Like most states, California has failed to provide an effective safety net for the more than 4,000 children who age out of its foster care system each year.
In ordinary circumstances, young adults count on continued financial and emotional support from their families and are almost never completely on their own after turning 18.
A typical parent spends an average of $44,500 on a child after he or she becomes an adult, "and that doesn't include the kid being still in his room at home," said Robert Fellmeth, executive director of Children's Advocacy Institute, based at the University of San Diego School of Law.
By contrast, foster youths get a median of $5,000 in public support after aging out of care.
"Most kids don't get anything," Fellmeth said. "Most kids get zero. (They get) 'Hit the streets with your clothes in your trash bag.'"
One study says that at least one in five former foster children becomes homeless within a few years of becoming a legal adult. Other research, using broader criteria for homelessness, sets the figure as high as half.
In recent years, a growing number of programs have begun trying to help better prepare foster children for independence.
But public and volunteer services remain fragmented, sporadic and largely symbolic, Fellmeth said.
"The problem is scale," he said. "The problem is (lawmakers) want to feel good and not spend the money."
In the face of tough odds, some former foster youths do manage to finish their education and build productive lives, many with the help of service programs.
"There are some points of light," Fellmeth said. "But these are all points of light that are dots. When you look up at the night sky, there are lots of points of light but it's still dark."
Two bills pending in the state Legislature this year could help prevent foster youths from becoming homeless.
One, AB845, would add $15.5 million to THP-Plus, a state-funded transitional housing program for former foster youth ages 18 to 24.
Right now, the program can only house 167 young adults statewide.
The new money, also recommended in Gov. Arnold Schwarzenegger's budget, would expand that to 1,000 enough for about a quarter of those who become homeless after aging out of foster care, said Amy Lemley, policy director at the John
Burton Foundation for Children without Homes.
"It's still not meeting the goal, but it would be a significant investment," she said.
The proposal seems to be winning support from both sides of the aisle, Lemley said.
Another bill, AB1331, would allow teenagers with serious mental or physical disabilities to apply for Supplemental Security Income before aging out of foster care.
About 15 percent of youths leaving the foster system potentially are eligible for SSI, but only 3 percent receive the payments, Lemley said.
Waiting until 18 is too late: The average time to process and review an SSI application is more than 440 days.
"For a youth with a serious mental health or physical disability, they've often just disappeared by then," Lemley said.
Although not on the legislative agenda, two larger reforms could brighten the future of foster youths, Lemley said.
The first is allowing youths to voluntarily remain in care until age 21, as New York and Illinois do. Because of California's large caseload and the potential cost that would result, such a move likely would require federal support, Lemley said.

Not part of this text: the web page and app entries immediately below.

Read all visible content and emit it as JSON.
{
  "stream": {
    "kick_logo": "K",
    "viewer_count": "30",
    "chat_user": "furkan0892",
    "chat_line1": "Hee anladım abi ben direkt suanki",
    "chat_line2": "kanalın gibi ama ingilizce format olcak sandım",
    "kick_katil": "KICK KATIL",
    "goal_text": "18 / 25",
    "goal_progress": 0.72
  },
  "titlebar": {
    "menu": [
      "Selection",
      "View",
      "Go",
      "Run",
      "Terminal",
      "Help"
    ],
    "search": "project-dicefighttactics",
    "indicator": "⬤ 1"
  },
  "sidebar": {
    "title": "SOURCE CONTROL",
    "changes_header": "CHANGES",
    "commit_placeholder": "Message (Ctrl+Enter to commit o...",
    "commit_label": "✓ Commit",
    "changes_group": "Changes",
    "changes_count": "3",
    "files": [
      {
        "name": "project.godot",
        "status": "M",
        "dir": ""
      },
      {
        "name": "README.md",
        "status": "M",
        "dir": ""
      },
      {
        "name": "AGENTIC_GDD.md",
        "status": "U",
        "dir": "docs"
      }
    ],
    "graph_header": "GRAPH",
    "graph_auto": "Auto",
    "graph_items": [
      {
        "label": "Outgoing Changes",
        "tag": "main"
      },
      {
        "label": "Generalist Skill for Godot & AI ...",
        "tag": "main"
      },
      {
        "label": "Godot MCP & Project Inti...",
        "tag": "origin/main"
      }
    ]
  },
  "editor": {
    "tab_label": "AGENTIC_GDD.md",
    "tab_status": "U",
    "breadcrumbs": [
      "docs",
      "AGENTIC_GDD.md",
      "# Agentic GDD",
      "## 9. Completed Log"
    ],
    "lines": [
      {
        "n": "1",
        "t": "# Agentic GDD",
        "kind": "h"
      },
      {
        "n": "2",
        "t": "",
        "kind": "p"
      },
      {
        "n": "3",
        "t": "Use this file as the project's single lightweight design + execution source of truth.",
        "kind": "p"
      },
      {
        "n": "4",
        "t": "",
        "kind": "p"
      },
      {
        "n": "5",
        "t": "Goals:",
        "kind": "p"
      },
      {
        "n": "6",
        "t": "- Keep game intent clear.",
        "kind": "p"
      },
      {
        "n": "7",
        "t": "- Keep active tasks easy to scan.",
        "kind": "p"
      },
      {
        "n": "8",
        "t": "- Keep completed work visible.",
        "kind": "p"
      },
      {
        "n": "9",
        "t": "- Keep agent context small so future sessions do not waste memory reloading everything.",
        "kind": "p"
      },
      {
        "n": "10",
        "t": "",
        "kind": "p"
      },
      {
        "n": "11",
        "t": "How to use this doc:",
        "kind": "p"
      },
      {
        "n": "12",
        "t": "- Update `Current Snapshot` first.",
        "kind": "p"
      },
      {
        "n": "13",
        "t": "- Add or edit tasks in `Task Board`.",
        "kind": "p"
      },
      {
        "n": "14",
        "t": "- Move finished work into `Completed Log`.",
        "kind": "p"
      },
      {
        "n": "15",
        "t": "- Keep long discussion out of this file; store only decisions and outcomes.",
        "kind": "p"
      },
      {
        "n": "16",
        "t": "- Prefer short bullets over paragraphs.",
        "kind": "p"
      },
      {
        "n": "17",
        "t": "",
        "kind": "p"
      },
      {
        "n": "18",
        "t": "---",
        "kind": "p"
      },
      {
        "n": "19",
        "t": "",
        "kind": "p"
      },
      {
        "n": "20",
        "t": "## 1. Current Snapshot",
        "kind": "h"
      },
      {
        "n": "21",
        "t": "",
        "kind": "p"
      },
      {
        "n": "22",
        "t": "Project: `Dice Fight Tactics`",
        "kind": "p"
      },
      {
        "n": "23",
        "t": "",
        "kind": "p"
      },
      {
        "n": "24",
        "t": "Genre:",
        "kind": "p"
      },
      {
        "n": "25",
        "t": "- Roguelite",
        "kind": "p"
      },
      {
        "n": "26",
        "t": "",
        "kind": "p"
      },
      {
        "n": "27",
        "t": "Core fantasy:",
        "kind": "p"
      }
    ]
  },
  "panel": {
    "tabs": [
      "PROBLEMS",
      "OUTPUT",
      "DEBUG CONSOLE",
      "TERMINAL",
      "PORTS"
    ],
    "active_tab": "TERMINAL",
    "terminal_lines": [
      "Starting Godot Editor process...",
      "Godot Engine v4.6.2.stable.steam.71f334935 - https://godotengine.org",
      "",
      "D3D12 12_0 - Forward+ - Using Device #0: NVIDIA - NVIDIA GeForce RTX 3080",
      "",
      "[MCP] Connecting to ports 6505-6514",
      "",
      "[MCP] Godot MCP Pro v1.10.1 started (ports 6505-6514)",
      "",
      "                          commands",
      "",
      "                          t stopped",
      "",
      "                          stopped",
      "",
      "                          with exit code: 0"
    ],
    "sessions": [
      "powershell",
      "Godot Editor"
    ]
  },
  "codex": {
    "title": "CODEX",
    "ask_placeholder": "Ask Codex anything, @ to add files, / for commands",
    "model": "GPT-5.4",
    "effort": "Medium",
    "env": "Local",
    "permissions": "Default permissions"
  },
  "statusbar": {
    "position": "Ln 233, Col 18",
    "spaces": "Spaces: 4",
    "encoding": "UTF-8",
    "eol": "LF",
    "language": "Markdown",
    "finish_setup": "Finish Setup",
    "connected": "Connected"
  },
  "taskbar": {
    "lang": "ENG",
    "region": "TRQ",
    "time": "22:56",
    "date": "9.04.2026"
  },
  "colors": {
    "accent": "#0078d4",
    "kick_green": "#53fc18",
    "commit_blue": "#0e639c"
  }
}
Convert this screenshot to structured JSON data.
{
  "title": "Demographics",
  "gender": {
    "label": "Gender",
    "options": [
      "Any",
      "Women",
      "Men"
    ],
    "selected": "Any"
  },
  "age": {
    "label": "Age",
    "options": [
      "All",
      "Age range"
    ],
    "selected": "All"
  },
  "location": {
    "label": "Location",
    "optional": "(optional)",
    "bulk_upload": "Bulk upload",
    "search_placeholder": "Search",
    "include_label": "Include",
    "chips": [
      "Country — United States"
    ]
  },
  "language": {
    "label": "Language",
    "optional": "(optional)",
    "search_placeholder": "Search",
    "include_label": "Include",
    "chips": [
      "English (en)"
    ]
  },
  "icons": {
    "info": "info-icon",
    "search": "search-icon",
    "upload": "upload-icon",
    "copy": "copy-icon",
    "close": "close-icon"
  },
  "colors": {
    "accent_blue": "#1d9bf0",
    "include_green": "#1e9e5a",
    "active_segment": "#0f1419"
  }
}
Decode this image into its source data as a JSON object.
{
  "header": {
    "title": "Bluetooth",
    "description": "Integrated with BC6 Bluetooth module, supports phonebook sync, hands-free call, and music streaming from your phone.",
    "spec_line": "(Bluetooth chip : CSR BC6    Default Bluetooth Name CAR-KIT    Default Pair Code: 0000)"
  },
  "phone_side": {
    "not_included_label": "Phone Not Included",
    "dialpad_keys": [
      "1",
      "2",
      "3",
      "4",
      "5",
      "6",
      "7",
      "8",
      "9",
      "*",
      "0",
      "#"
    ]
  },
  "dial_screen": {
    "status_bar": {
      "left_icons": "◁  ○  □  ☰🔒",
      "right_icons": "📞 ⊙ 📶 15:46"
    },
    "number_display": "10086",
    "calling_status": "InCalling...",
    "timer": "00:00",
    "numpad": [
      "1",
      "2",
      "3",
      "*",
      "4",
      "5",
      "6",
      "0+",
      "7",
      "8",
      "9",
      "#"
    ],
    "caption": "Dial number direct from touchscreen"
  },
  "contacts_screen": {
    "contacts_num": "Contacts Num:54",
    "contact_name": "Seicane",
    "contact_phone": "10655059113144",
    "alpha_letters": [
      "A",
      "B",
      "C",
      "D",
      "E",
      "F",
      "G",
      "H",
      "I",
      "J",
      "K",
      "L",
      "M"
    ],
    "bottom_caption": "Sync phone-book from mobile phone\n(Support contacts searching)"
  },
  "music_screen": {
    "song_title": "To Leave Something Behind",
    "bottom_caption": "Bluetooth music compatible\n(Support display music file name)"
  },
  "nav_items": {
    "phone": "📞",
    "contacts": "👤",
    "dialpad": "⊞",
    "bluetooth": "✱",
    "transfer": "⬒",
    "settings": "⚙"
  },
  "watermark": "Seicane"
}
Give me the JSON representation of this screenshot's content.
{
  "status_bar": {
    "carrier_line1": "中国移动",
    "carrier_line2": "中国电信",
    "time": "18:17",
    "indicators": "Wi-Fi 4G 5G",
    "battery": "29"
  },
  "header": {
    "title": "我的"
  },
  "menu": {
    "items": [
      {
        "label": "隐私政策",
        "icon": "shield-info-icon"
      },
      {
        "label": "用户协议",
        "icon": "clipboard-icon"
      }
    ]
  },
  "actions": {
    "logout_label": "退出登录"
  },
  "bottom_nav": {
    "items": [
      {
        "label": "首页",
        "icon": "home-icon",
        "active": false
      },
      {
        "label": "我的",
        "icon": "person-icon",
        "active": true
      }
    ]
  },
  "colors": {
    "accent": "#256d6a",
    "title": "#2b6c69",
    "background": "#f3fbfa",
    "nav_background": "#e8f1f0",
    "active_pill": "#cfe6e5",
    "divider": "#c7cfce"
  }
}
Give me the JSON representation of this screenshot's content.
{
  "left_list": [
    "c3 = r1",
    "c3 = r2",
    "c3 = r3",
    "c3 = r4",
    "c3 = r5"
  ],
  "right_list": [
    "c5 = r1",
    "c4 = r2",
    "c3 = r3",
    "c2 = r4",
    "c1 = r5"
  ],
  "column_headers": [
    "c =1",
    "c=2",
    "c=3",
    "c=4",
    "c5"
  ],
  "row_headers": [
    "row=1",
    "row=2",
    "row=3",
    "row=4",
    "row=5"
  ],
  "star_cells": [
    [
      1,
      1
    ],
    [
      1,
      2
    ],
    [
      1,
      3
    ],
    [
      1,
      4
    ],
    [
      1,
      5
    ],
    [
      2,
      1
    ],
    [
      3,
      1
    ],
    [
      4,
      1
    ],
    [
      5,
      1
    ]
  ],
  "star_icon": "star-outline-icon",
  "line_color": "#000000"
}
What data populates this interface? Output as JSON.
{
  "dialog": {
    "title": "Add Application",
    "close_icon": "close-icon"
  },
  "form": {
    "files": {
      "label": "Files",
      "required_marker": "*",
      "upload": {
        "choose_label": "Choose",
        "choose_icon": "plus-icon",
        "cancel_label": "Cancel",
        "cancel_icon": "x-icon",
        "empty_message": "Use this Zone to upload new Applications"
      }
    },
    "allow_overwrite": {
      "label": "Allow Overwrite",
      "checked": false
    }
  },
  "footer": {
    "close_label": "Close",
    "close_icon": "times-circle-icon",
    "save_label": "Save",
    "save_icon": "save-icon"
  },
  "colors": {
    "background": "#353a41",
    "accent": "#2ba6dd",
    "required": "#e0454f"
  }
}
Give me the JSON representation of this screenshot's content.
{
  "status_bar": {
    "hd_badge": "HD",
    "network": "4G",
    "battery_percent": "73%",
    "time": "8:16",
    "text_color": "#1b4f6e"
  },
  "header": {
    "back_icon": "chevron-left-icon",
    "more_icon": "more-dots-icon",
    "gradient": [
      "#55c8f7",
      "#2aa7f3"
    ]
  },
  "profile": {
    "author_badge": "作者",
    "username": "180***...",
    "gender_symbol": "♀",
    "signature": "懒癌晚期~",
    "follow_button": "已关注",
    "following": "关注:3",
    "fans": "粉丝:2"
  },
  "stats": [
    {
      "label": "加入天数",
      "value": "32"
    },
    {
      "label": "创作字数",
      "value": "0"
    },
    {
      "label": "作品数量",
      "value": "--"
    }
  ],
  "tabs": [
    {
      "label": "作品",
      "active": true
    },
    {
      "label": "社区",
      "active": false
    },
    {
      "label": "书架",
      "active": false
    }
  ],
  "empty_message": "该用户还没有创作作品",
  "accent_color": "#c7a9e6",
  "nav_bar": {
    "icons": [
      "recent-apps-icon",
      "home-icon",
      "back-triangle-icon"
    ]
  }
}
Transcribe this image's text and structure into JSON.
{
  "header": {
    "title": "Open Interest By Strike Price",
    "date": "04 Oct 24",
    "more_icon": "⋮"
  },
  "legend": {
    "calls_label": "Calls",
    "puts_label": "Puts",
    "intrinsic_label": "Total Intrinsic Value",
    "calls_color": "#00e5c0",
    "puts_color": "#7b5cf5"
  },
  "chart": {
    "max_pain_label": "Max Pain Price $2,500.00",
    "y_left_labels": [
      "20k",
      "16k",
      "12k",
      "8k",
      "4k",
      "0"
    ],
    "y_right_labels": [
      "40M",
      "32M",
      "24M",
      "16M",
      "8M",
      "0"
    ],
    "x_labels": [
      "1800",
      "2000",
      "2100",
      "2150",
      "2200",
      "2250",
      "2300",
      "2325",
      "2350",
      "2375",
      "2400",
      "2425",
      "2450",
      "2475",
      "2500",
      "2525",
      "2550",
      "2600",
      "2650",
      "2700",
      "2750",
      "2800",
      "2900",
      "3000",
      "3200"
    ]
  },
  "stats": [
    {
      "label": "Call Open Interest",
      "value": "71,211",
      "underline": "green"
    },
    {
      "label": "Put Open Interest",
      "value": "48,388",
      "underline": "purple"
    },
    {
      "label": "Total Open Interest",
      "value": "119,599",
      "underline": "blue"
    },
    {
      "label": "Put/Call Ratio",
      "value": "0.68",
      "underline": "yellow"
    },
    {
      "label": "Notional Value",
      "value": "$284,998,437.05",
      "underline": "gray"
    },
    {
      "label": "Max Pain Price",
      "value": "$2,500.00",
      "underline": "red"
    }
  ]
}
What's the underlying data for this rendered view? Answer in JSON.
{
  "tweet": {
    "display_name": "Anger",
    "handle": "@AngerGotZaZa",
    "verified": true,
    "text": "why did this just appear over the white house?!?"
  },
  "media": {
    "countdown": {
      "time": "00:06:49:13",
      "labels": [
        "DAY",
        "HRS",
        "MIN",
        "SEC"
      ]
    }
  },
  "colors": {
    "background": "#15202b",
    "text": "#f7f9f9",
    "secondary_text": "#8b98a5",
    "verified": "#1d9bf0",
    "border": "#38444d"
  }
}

Equally important are efforts to support fragile families, keeping children out of foster placement in the first place, Lemley said.
"Foster care was never designed to be a long-term environment to raise children," she said. "It just doesn't have the rich support that a family provides. A family's a lot more than just a program."
Only a fraction of families contacted by child protective services departments end up having children removed from their home. New models offer voluntary services to the rest, and many take them up on it, Lemley said. Such strategies can be nudged along by waiving rules to allow federal child welfare dollars to be spent on children not in foster care.
Along with the Children's Advocacy Institute, Fellmeth proposes a more radical solution.
In the five years after foster children emancipate from care, the state should commit to spending $47,000 on each of its former charges, Fellmeth said.
Guardians would act as parents normally do, ensuring the money is spent according to a predetermined plan integrating housing, education, job training and other needs.
The commitment would cost the state $160 million but would save twice that much in costs of incarceration, welfare and lost productivity, according to the group's cost-benefit analysis, Fellmeth said.
So far, he says, legislators have been unenthusiastic about finding money to pay for the guardianship plan. And the Mental Health Services Act, which includes former foster youths among its target populations, distributes its tax revenue according to plans designed by individual counties.
Society would be more concerned about the needs of former foster youths if more people got to meet them, Fellmeth said.
"They are very deserving people," he said. "These are kids who are trying, kids who have been mistreated and all they care about is their sibling and the parent who mistreated them. They have total generosity of spirit."